====== Data for review

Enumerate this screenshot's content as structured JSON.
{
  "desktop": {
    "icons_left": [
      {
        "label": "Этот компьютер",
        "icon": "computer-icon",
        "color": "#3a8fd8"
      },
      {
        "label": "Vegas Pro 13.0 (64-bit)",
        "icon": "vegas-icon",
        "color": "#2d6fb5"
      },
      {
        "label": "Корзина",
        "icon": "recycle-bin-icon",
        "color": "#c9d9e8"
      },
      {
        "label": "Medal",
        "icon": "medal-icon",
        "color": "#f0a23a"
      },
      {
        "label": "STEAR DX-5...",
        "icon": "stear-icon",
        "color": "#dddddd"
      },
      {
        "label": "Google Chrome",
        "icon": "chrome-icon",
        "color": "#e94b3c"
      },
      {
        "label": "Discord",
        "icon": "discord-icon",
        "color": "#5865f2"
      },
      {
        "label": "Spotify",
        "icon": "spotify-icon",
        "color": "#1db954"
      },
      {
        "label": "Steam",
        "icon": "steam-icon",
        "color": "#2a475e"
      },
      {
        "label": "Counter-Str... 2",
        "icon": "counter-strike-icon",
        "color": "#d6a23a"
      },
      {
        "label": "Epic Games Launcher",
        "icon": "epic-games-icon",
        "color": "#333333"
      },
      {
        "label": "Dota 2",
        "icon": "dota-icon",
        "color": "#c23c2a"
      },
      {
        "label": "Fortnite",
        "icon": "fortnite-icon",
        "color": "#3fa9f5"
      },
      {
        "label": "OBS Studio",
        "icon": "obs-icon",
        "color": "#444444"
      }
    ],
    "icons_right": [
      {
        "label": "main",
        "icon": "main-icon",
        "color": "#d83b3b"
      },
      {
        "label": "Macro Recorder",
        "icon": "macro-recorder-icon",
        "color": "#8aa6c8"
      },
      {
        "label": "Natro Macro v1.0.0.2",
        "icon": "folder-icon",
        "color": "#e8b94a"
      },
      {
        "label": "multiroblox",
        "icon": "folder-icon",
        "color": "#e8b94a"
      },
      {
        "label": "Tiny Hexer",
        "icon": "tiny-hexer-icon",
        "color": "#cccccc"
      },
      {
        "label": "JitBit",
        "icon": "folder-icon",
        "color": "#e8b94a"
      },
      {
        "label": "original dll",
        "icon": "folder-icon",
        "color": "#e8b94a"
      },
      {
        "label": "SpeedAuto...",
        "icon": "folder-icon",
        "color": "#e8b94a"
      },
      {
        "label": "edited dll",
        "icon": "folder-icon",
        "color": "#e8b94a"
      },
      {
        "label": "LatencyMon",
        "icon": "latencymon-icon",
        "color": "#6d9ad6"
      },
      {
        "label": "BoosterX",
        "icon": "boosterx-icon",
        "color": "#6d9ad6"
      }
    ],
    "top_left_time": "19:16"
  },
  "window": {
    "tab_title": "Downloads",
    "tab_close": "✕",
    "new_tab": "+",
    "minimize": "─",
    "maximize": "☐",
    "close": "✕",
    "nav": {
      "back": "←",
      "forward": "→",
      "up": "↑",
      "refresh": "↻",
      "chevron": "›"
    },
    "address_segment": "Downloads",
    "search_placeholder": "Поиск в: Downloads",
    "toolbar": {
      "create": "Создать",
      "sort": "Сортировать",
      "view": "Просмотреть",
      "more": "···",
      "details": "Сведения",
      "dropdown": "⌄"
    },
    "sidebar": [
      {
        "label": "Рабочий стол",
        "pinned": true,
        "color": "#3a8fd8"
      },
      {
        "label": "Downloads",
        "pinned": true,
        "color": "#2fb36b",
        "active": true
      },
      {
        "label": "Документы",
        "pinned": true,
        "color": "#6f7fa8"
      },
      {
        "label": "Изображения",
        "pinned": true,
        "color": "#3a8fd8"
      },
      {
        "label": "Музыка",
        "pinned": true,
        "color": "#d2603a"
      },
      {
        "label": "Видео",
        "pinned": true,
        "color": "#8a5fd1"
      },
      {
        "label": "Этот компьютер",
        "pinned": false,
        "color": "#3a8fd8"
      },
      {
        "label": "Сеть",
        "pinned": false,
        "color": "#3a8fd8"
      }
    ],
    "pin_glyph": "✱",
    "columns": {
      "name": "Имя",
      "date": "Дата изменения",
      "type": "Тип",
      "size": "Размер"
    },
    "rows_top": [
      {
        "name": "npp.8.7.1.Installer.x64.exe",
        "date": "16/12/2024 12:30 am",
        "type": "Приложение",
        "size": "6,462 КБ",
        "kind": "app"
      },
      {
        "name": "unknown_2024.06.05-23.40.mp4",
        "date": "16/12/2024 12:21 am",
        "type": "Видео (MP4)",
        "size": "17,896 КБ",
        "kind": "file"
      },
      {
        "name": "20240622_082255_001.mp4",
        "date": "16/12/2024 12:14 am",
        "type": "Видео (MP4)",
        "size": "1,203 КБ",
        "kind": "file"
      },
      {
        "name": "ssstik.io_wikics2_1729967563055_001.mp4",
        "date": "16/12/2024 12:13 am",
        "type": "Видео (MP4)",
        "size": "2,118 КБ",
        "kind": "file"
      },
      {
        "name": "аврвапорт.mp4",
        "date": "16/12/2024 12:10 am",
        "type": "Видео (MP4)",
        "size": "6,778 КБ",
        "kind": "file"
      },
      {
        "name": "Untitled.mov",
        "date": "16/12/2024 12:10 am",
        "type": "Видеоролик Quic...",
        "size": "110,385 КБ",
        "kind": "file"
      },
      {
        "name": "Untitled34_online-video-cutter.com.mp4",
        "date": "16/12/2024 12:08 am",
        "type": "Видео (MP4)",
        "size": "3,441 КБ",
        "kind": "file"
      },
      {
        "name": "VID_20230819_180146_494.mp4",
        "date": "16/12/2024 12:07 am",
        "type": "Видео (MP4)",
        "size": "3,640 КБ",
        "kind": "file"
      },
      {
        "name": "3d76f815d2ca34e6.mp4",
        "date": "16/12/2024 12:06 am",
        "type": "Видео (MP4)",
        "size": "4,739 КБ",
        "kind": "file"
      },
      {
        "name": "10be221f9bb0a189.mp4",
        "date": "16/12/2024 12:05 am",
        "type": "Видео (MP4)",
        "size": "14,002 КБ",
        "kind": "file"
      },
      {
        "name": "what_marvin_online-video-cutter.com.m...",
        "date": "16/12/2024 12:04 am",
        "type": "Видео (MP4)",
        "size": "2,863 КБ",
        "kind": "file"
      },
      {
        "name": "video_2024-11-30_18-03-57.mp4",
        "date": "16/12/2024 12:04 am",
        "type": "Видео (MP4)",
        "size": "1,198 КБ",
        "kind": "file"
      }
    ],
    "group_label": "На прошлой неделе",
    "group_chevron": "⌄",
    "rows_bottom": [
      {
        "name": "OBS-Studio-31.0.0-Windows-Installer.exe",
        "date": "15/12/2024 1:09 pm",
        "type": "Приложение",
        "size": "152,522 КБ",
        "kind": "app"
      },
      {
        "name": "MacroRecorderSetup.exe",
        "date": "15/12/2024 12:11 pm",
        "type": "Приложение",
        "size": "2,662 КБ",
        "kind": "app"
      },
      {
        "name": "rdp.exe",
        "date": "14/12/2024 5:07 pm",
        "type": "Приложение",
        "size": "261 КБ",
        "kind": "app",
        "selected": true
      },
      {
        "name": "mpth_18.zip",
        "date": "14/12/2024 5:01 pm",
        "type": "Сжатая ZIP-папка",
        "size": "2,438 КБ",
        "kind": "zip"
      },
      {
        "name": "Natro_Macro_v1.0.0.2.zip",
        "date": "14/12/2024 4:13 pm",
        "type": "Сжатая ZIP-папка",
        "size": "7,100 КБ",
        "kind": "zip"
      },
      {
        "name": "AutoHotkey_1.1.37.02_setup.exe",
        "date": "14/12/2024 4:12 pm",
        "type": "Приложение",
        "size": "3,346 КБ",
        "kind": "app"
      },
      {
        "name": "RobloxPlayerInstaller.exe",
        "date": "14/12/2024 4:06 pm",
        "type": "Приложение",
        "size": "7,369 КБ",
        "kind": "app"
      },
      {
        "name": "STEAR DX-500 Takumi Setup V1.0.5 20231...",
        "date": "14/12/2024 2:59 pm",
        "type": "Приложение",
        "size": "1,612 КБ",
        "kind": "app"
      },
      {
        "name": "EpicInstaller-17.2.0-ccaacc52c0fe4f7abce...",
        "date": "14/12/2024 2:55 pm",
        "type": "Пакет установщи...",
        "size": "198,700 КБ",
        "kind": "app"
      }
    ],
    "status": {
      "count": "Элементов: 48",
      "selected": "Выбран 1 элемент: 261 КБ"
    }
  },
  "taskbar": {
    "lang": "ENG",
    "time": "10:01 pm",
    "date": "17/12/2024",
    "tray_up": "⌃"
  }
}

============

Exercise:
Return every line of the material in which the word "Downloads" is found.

Result for this task:
    "tab_title": "Downloads",
    "address_segment": "Downloads",
    "search_placeholder": "Поиск в: Downloads",
        "label": "Downloads",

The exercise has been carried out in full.